  • Low-Logistic Erosion Control Methodologies

    Purpose: This paper provides an in-depth review of certain slope stability practices discussed in ERDC/GSL TR-19-44, a technical report titled Erosion Control of Earth Covered Magazines to Maintain Minimum Cover Requirements. At the request of the sponsor, US Army Engineering and Support Center, this document specifically focuses on cost-efficient, low-logistic methods of erosion control such as shotcrete and spray-applied stabilizers.
  • Live-Fire Validation of Command-Detonation Residues Testing Using an 81 mm IMX-104 Munition

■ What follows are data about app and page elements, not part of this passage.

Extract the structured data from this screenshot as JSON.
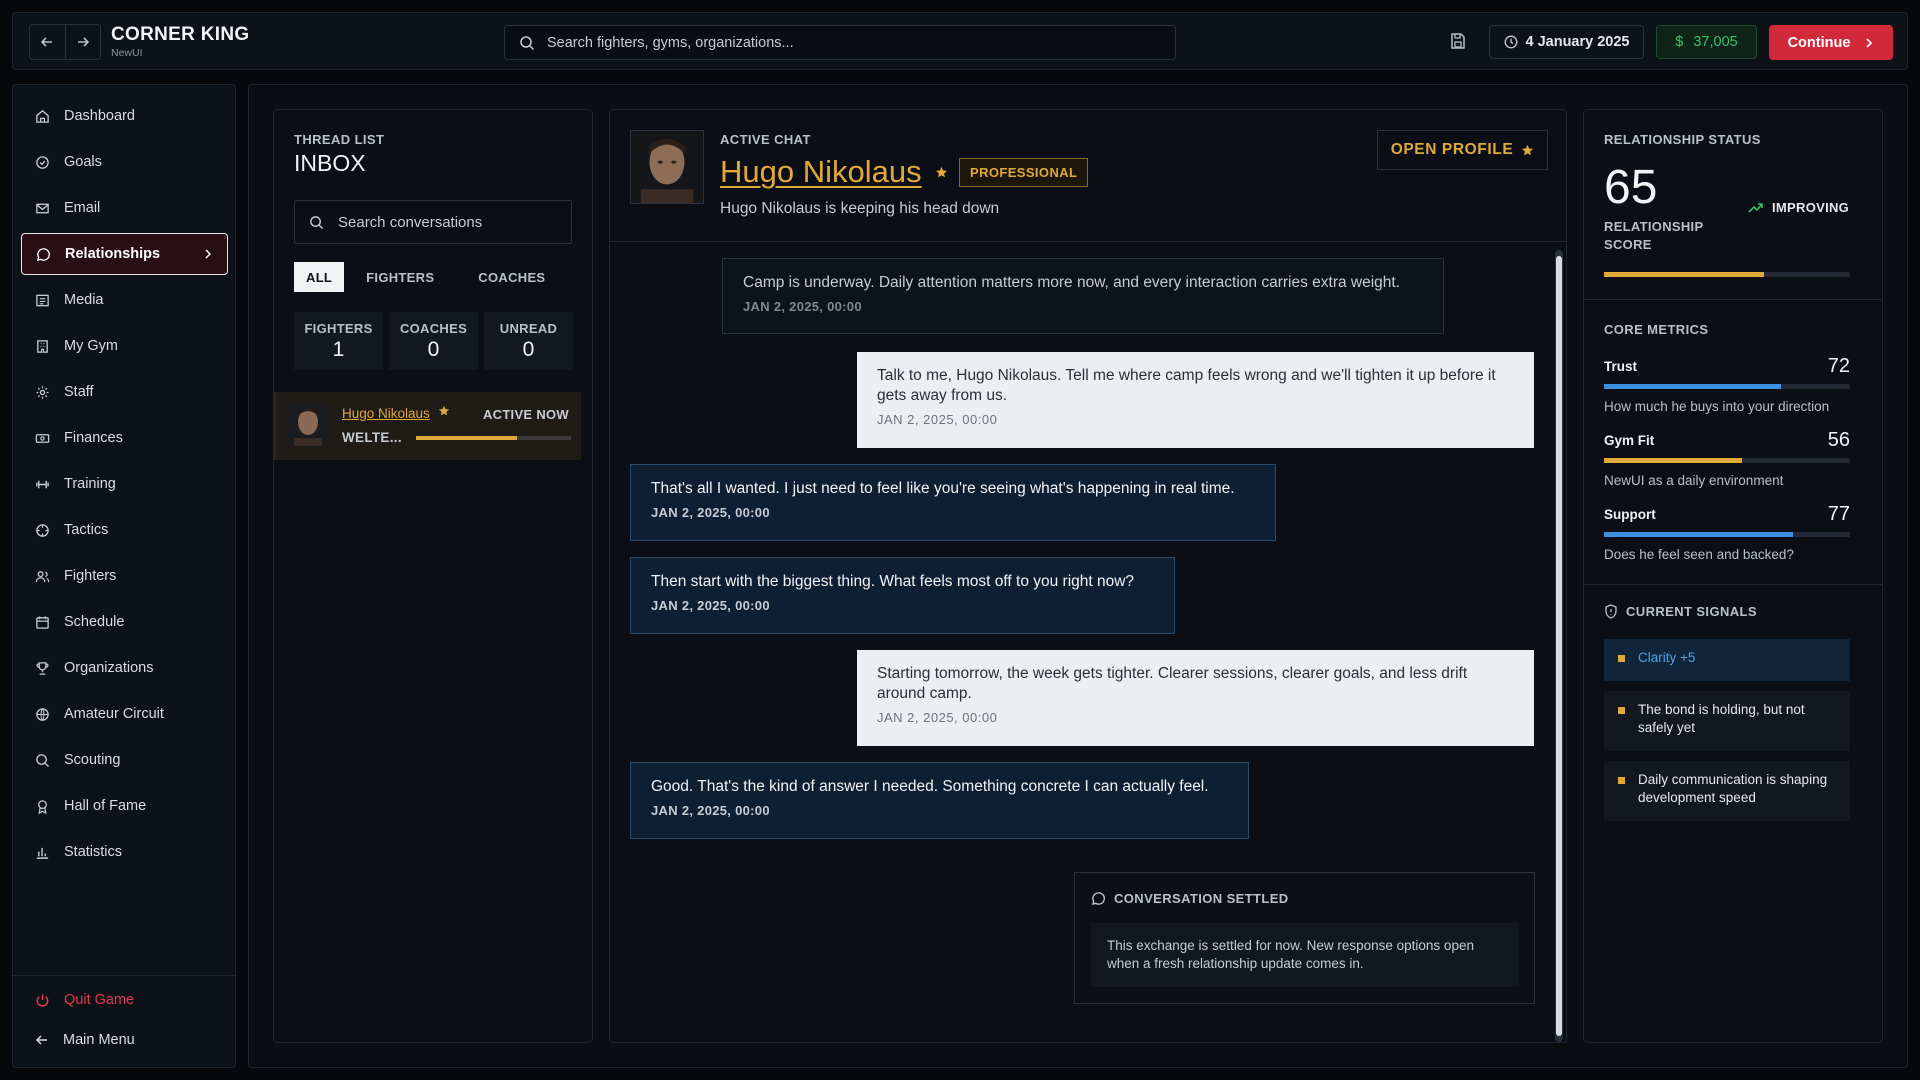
{
  "app": {
    "title": "CORNER KING",
    "subtitle": "NewUI"
  },
  "topbar": {
    "search_placeholder": "Search fighters, gyms, organizations...",
    "date": "4 January 2025",
    "money": "$37,005",
    "money_symbol": "$",
    "continue_label": "Continue"
  },
  "sidebar": {
    "items": [
      {
        "label": "Dashboard",
        "icon": "home-icon"
      },
      {
        "label": "Goals",
        "icon": "check-circle-icon"
      },
      {
        "label": "Email",
        "icon": "mail-icon"
      },
      {
        "label": "Relationships",
        "icon": "chat-bubble-icon",
        "active": true
      },
      {
        "label": "Media",
        "icon": "newspaper-icon"
      },
      {
        "label": "My Gym",
        "icon": "building-icon"
      },
      {
        "label": "Staff",
        "icon": "gear-icon"
      },
      {
        "label": "Finances",
        "icon": "banknote-icon"
      },
      {
        "label": "Training",
        "icon": "dumbbell-icon"
      },
      {
        "label": "Tactics",
        "icon": "target-icon"
      },
      {
        "label": "Fighters",
        "icon": "users-icon"
      },
      {
        "label": "Schedule",
        "icon": "calendar-icon"
      },
      {
        "label": "Organizations",
        "icon": "trophy-icon"
      },
      {
        "label": "Amateur Circuit",
        "icon": "globe-icon"
      },
      {
        "label": "Scouting",
        "icon": "search-icon"
      },
      {
        "label": "Hall of Fame",
        "icon": "award-icon"
      },
      {
        "label": "Statistics",
        "icon": "bar-chart-icon"
      }
    ],
    "quit_label": "Quit Game",
    "main_menu_label": "Main Menu"
  },
  "inbox": {
    "caption": "THREAD LIST",
    "title": "INBOX",
    "search_placeholder": "Search conversations",
    "filters": [
      "ALL",
      "FIGHTERS",
      "COACHES"
    ],
    "stats": [
      {
        "label": "FIGHTERS",
        "value": "1"
      },
      {
        "label": "COACHES",
        "value": "0"
      },
      {
        "label": "UNREAD",
        "value": "0"
      }
    ],
    "threads": [
      {
        "name": "Hugo Nikolaus",
        "status": "ACTIVE NOW",
        "weight_class": "WELTE...",
        "progress": 0.65
      }
    ]
  },
  "chat": {
    "caption": "ACTIVE CHAT",
    "name": "Hugo Nikolaus",
    "badge": "PROFESSIONAL",
    "subtitle": "Hugo Nikolaus is keeping his head down",
    "open_profile_label": "OPEN PROFILE",
    "messages": [
      {
        "type": "system",
        "text": "Camp is underway. Daily attention matters more now, and every interaction carries extra weight.",
        "time": "JAN 2, 2025, 00:00"
      },
      {
        "type": "out",
        "text": "Talk to me, Hugo Nikolaus. Tell me where camp feels wrong and we'll tighten it up before it gets away from us.",
        "time": "JAN 2, 2025, 00:00"
      },
      {
        "type": "in",
        "text": "That's all I wanted. I just need to feel like you're seeing what's happening in real time.",
        "time": "JAN 2, 2025, 00:00"
      },
      {
        "type": "in",
        "text": "Then start with the biggest thing. What feels most off to you right now?",
        "time": "JAN 2, 2025, 00:00"
      },
      {
        "type": "out",
        "text": "Starting tomorrow, the week gets tighter. Clearer sessions, clearer goals, and less drift around camp.",
        "time": "JAN 2, 2025, 00:00"
      },
      {
        "type": "in",
        "text": "Good. That's the kind of answer I needed. Something concrete I can actually feel.",
        "time": "JAN 2, 2025, 00:00"
      }
    ],
    "settled": {
      "title": "CONVERSATION SETTLED",
      "body": "This exchange is settled for now. New response options open when a fresh relationship update comes in."
    }
  },
  "relationship": {
    "caption": "RELATIONSHIP STATUS",
    "score": "65",
    "score_label_1": "RELATIONSHIP",
    "score_label_2": "SCORE",
    "score_fraction": 0.65,
    "trend": "IMPROVING",
    "metrics_caption": "CORE METRICS",
    "metrics": [
      {
        "name": "Trust",
        "value": "72",
        "desc": "How much he buys into your direction",
        "color": "#3a8fe0",
        "fraction": 0.72
      },
      {
        "name": "Gym Fit",
        "value": "56",
        "desc": "NewUI as a daily environment",
        "color": "#e0a93a",
        "fraction": 0.56
      },
      {
        "name": "Support",
        "value": "77",
        "desc": "Does he feel seen and backed?",
        "color": "#3a8fe0",
        "fraction": 0.77
      }
    ],
    "signals_caption": "CURRENT SIGNALS",
    "signals": [
      {
        "text": "Clarity +5",
        "highlight": true
      },
      {
        "text": "The bond is holding, but not safely yet",
        "highlight": false
      },
      {
        "text": "Daily communication is shaping development speed",
        "highlight": false
      }
    ]
  },
  "colors": {
    "accent_gold": "#e0a93a",
    "accent_red": "#d1283a",
    "accent_blue": "#3a8fe0",
    "money_green": "#36c26a"
  }
}
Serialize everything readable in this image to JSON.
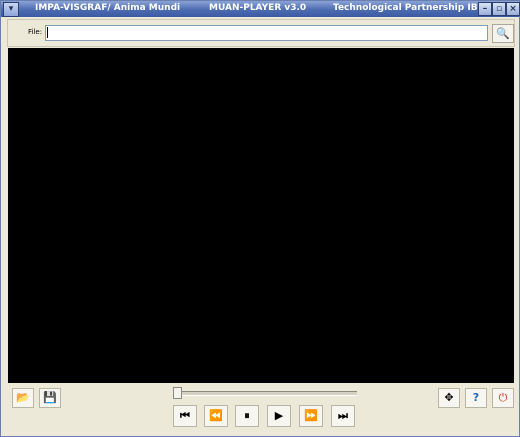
{
  "titlebar": {
    "left": "IMPA-VISGRAF/ Anima Mundi",
    "center": "MUAN-PLAYER v3.0",
    "right": "Technological Partnership IBM"
  },
  "file": {
    "label": "File:",
    "value": ""
  },
  "playback": {
    "position_fraction": 0.0
  },
  "icons": {
    "menu": "▾",
    "minimize": "–",
    "maximize": "▫",
    "close": "×",
    "browse": "🔍",
    "open": "📂",
    "save": "💾",
    "fullscreen": "✥",
    "help": "?",
    "exit": "⏻",
    "skip_start": "⏮",
    "step_back": "⏪",
    "pause": "⏸",
    "play": "▶",
    "step_forward": "⏩",
    "skip_end": "⏭"
  }
}
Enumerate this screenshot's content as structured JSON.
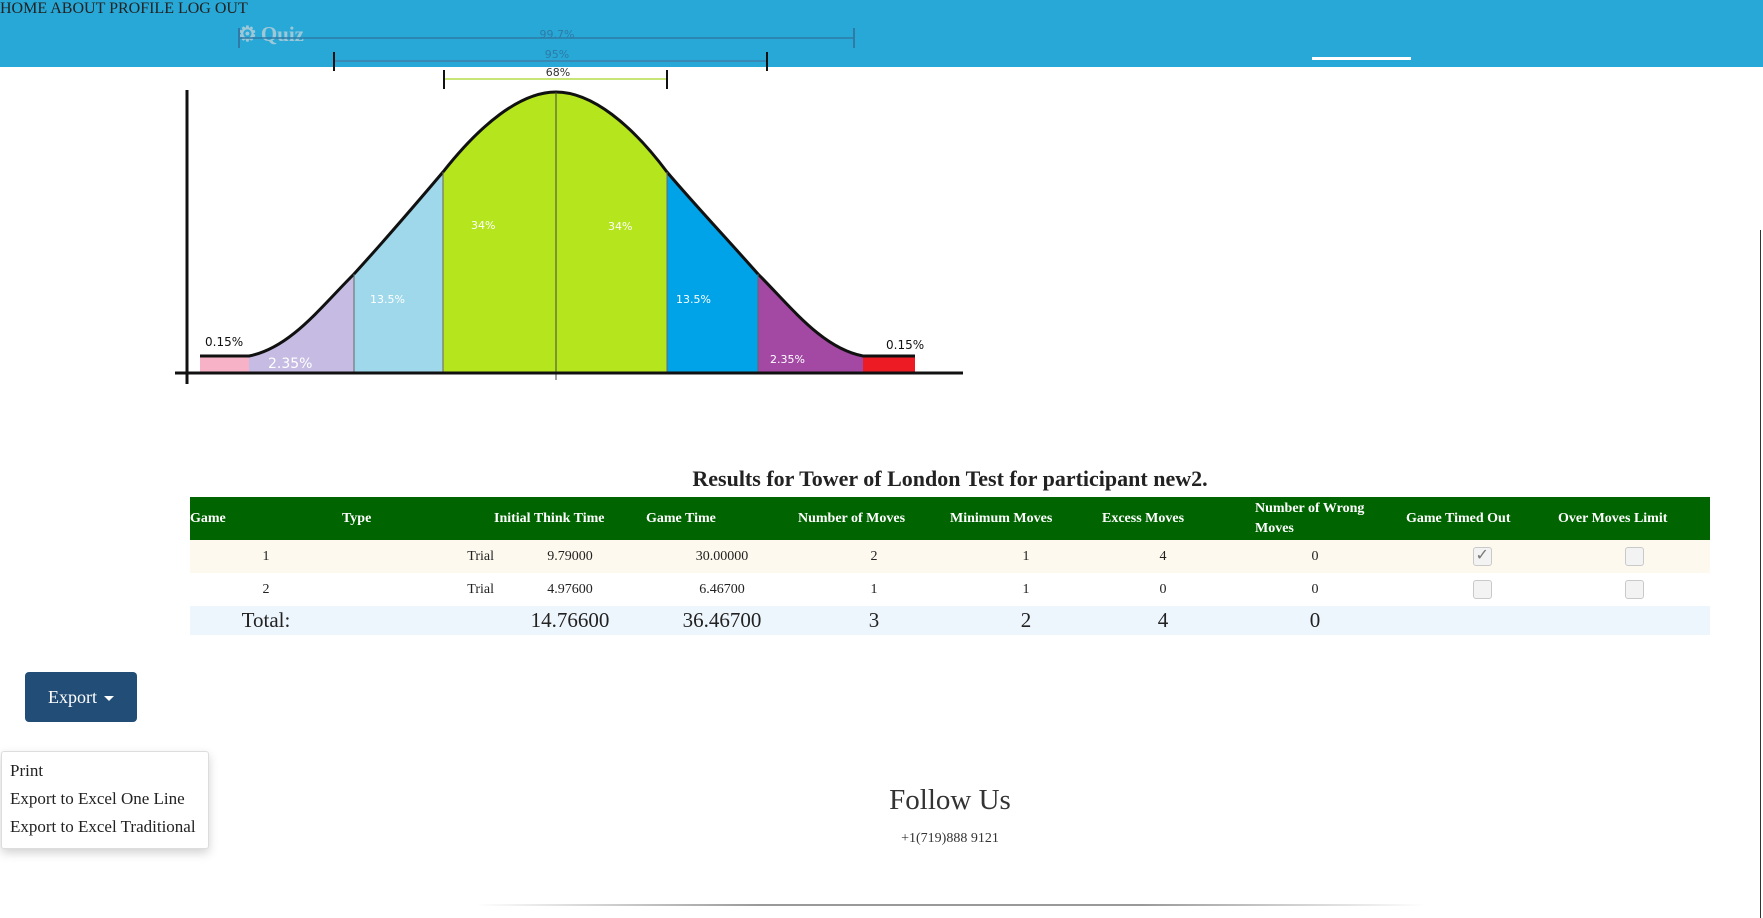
{
  "header": {
    "brand": "Quiz",
    "brand_icon": "gears-icon",
    "nav": [
      "HOME",
      "ABOUT",
      "PROFILE",
      "LOG OUT"
    ],
    "active_nav": "ABOUT"
  },
  "bell_curve": {
    "bands": [
      "99.7%",
      "95%",
      "68%"
    ],
    "segments": [
      "0.15%",
      "2.35%",
      "13.5%",
      "34%",
      "34%",
      "13.5%",
      "2.35%",
      "0.15%"
    ],
    "colors": {
      "far_tail_left": "#f7b2c7",
      "left_2": "#c6bce3",
      "left_1": "#9ed8ea",
      "center": "#b5e61d",
      "right_1": "#00a2e8",
      "right_2": "#a349a4",
      "far_tail_right": "#ed1c24",
      "band_68": "#c8e678",
      "band_95": "#3a88b4",
      "band_997": "#2f7aa6"
    }
  },
  "results": {
    "title": "Results for Tower of London Test for participant new2.",
    "columns": [
      "Game",
      "Type",
      "Initial Think Time",
      "Game Time",
      "Number of Moves",
      "Minimum Moves",
      "Excess Moves",
      "Number of Wrong Moves",
      "Game Timed Out",
      "Over Moves Limit"
    ],
    "rows": [
      {
        "game": "1",
        "type": "Trial",
        "think": "9.79000",
        "time": "30.00000",
        "moves": "2",
        "min": "1",
        "excess": "4",
        "wrong": "0",
        "timed_out": true,
        "over_limit": false
      },
      {
        "game": "2",
        "type": "Trial",
        "think": "4.97600",
        "time": "6.46700",
        "moves": "1",
        "min": "1",
        "excess": "0",
        "wrong": "0",
        "timed_out": false,
        "over_limit": false
      }
    ],
    "total": {
      "label": "Total:",
      "think": "14.76600",
      "time": "36.46700",
      "moves": "3",
      "min": "2",
      "excess": "4",
      "wrong": "0"
    },
    "header_color": "#006400"
  },
  "export": {
    "button_label": "Export",
    "menu": [
      "Print",
      "Export to Excel One Line",
      "Export to Excel Traditional"
    ]
  },
  "footer": {
    "heading": "Follow Us",
    "phone": "+1(719)888 9121"
  }
}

    Abstract: Postdetonation energetic residues can have environmental impacts that present a risk to military training-range sustainment. As munitions with new explosive formulations are developed and fielded, quantitative methods for assessing their residues are needed. Command detonation (i.e., static firing) allows residue testing to occur early in the acquisition process; however, its representation of live-fire residue production is uncertain due to differences in the initiation mechanism and cartridge orientation. This study aims to validate residue testing by command detonation through statistical comparison of residue deposition rates between live fire and command detonation. Live-fire residues were collected from fourteen 81 mm IMX-104 mortar cartridges fired onto snow, and deposition rates were compared with previous command-detonation tests of the same munition. Average live-fire deposition rates were 8000 mg NTO (3-nitro-1,2,4-triazol-5-one), 60 mg DNAN (2,4-dinitroanisole), 20 mg RDX (1,3,5-trinitroperhydro-1,3,5-triazine), and 2 mg HMX (1,3,5,7-tetranitro-1,3,5,7-tetrazocane) per cartridge. Compared to command detonation, live fire of the study munition produced significantly greater residues of NTO (p < 0.0001) and RDX (p = 0.01) but not DNAN (p = 0.067). Although absolute deposition rates of some IMX-104 compounds differed, command detonation was successful at predicting the order of magnitude of each IMX-104 compound for the studied 81 mm munition.
  • A 10-Year Monthly Climatology of Wind Direction: Case-Study Assessment

    Abstract: A 10-year monthly climatology of wind direction in compass degrees is developed utilizing datasets from the National Oceanic Atmospheric Administration, Climate Forecast System. Data retrieval methodologies, numerical techniques, and scientific analysis packages to develop the climatology are explored. The report describes the transformation of input data in Gridded Binary format to the Geographic Tagged Image File Format to support geospatial analyses. The specific data sources, software tools, and data-verification techniques are outlined.